S.O.B.’s, which stands for Sounds of Brazil, has been providing the SoHo neighborhood with live music for over 40 years. Initially, S.O.B.’s was opened “with the purpose of exposing the musical wealth and heritage of the Afro-Latino Diaspora to as many people as possible.” For Jillian Dowd, a senior at the University majoring in Arts and Entertainment Management, performing at a venue like this was nothing new. Dowd, whose songs are inspired by genres like pop urbano and reggaeton, exuded the very same sense of empowering confidence.

“This is what I was born to do and I’m really excited for people to see my work and my girls work. My dancers are incredible and they put their heart and soul into the choreography,” Dowd said when asked if she was nervous before the event.

Xavier Wise performed as the second artist of the evening. (Sanchin Archer)

Dowd’s confidence was echoed by other performers, such as Xavier Wise, a senior at the University. Wise, who sings R&B, hip-hop, house and “as many genres as [he] can touch,” stated something similar when asked if he had any anxiety before the performance. “Coming from all the performances I’ve done throughout my life, I’m ready for today. I’m ready to get my music out there and perform my music.”

While Carmen Ridley, a junior at the University, did not share similar feelings as the other performers saying that she “always [has] nerves.” She also humbly mentioned that her “mom says, ‘nerves mean you care.’” If Ridley was nervous during her performance, the audience certainly could not tell as they sang along to Ridley’s excellent cover of Amy Winehouse’s “Back to Black.” 

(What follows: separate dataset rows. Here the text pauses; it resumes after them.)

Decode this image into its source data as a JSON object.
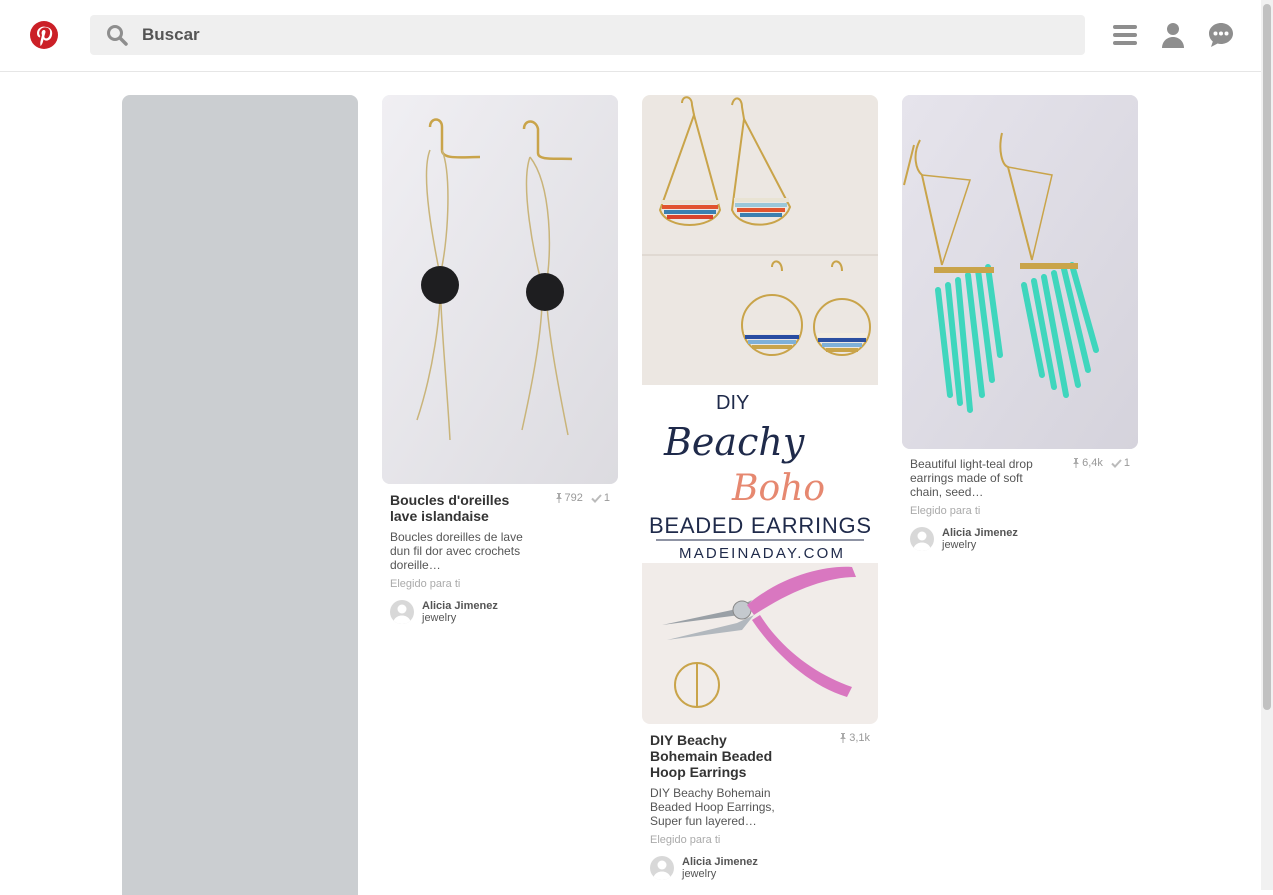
{
  "header": {
    "search_placeholder": "Buscar"
  },
  "colors": {
    "brand": "#cb2027",
    "search_bg": "#efefef",
    "placeholder_pin": "#cbced1"
  },
  "icons": [
    "pinterest-logo-icon",
    "search-icon",
    "menu-icon",
    "profile-icon",
    "messages-icon"
  ],
  "pins": [
    {
      "title": "Boucles d'oreilles lave islandaise",
      "repins": "792",
      "likes": "1",
      "description": "Boucles doreilles de lave dun fil dor avec crochets doreille…",
      "picked": "Elegido para ti",
      "owner": "Alicia Jimenez",
      "board": "jewelry"
    },
    {
      "title": "DIY Beachy Bohemain Beaded Hoop Earrings",
      "repins": "3,1k",
      "description": "DIY Beachy Bohemain Beaded Hoop Earrings, Super fun layered…",
      "picked": "Elegido para ti",
      "owner": "Alicia Jimenez",
      "board": "jewelry",
      "image_text": {
        "line1": "DIY",
        "line2": "Beachy",
        "line3": "Boho",
        "line4": "BEADED EARRINGS",
        "line5": "MADEINADAY.COM"
      }
    },
    {
      "repins": "6,4k",
      "likes": "1",
      "description": "Beautiful light-teal drop earrings made of soft chain, seed…",
      "picked": "Elegido para ti",
      "owner": "Alicia Jimenez",
      "board": "jewelry"
    }
  ]
}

There was a slight contrast between the student performers’ eagerness to get on stage and the event headliner, Ricky

Carmen Ridley (’23) performing with vocalist Cecilian Dang. (Sachin Archer)

Montgomery’s feelings about performing. For Montgomery, who has 6.5 million monthly listeners on Spotify, this was something new. Although he did state that he was not nervous, performing at this type of event was something the artist had never done before.

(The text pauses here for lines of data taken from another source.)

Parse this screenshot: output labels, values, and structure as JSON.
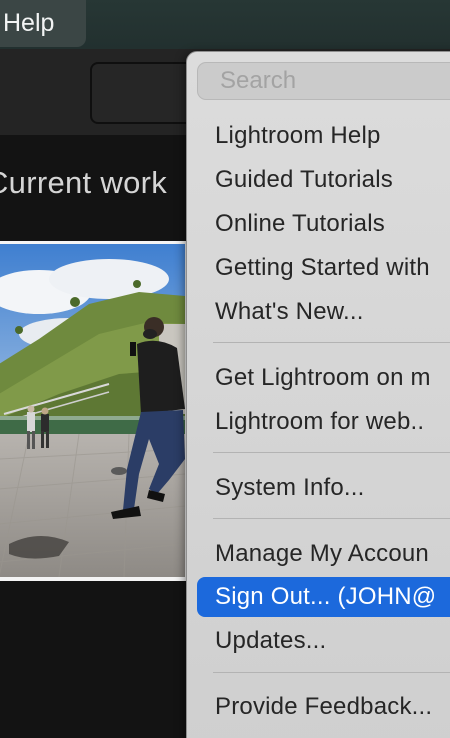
{
  "menubar": {
    "help_label": "Help"
  },
  "main": {
    "section_title": "Current work"
  },
  "help_menu": {
    "search_placeholder": "Search",
    "items": [
      {
        "label": "Lightroom Help"
      },
      {
        "label": "Guided Tutorials"
      },
      {
        "label": "Online Tutorials"
      },
      {
        "label": "Getting Started with"
      },
      {
        "label": "What's New..."
      },
      {
        "label": "Get Lightroom on m"
      },
      {
        "label": "Lightroom for web.."
      },
      {
        "label": "System Info..."
      },
      {
        "label": "Manage My Accoun"
      },
      {
        "label": "Sign Out... (JOHN@"
      },
      {
        "label": "Updates..."
      },
      {
        "label": "Provide Feedback..."
      }
    ],
    "selected_item": "Sign Out... (JOHN@"
  },
  "colors": {
    "menubar_bg": "#273735",
    "menu_highlight": "#1c69dc",
    "menu_bg": "#d8d8d8",
    "app_bg": "#131313"
  }
}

“This is my first time in a long time–maybe ever–giving a show in this format where I didn’t sell tickets, and so I really have no idea if anyone will know who I am once I hit the stage,” Montgomery said. “I wouldn’t say I’m nervous with that feeling. It’s kind of exciting to go into a situation where I feel like I have to win people over. I get, maybe, like a twisted excitement out of it. I do like working against a crowd that hates me a little bit.” 

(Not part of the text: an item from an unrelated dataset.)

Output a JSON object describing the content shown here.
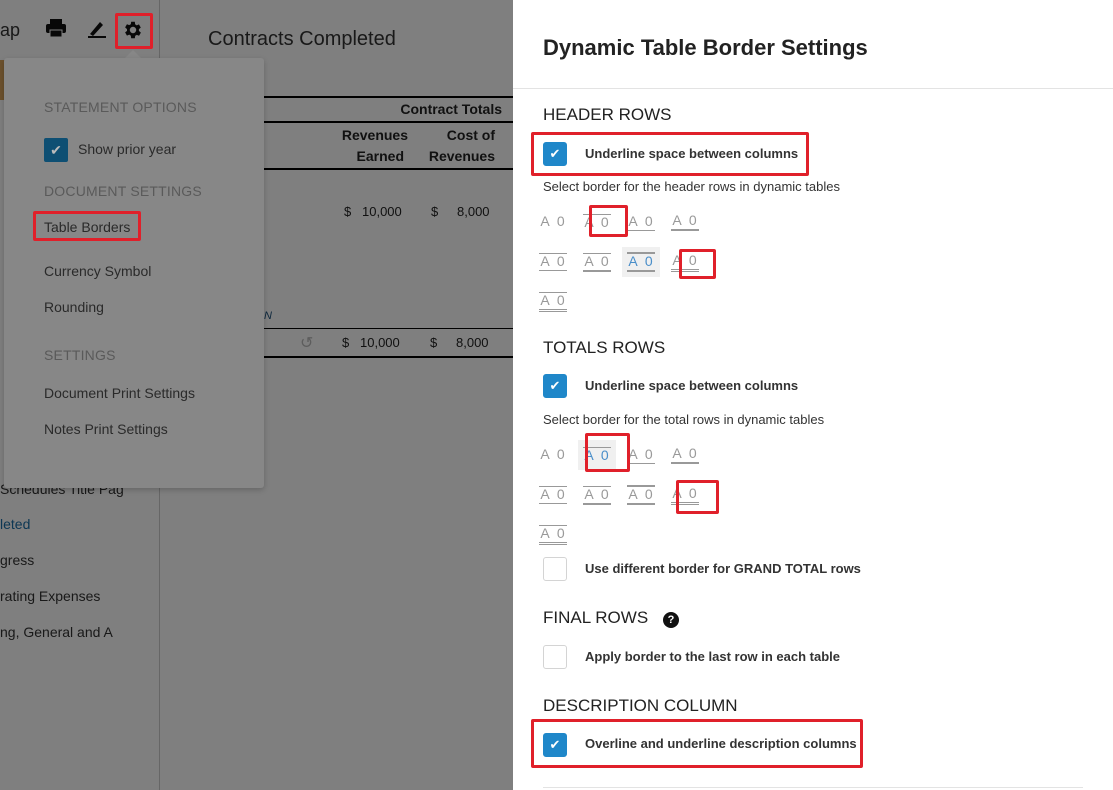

Montgomery, whose songs went viral on TikTok in 2020, quickly realized that the audience was very familiar with his work. At some points, he even grabbed a phone from the audience to take a video and also gave someone in the crowd the microphone to sing, proving he had little to win over or worry about. 

As the night wrapped up with Montgomery’s last song, students pulled out their phones and slowly waved their flashlights to the slow melody of the music. While this may have been just another night for S.O.B.’s, which has seen some of music’s most influential artists, this event was certainly a big success for PMG and one that will be enthusiastically remembered by the audience.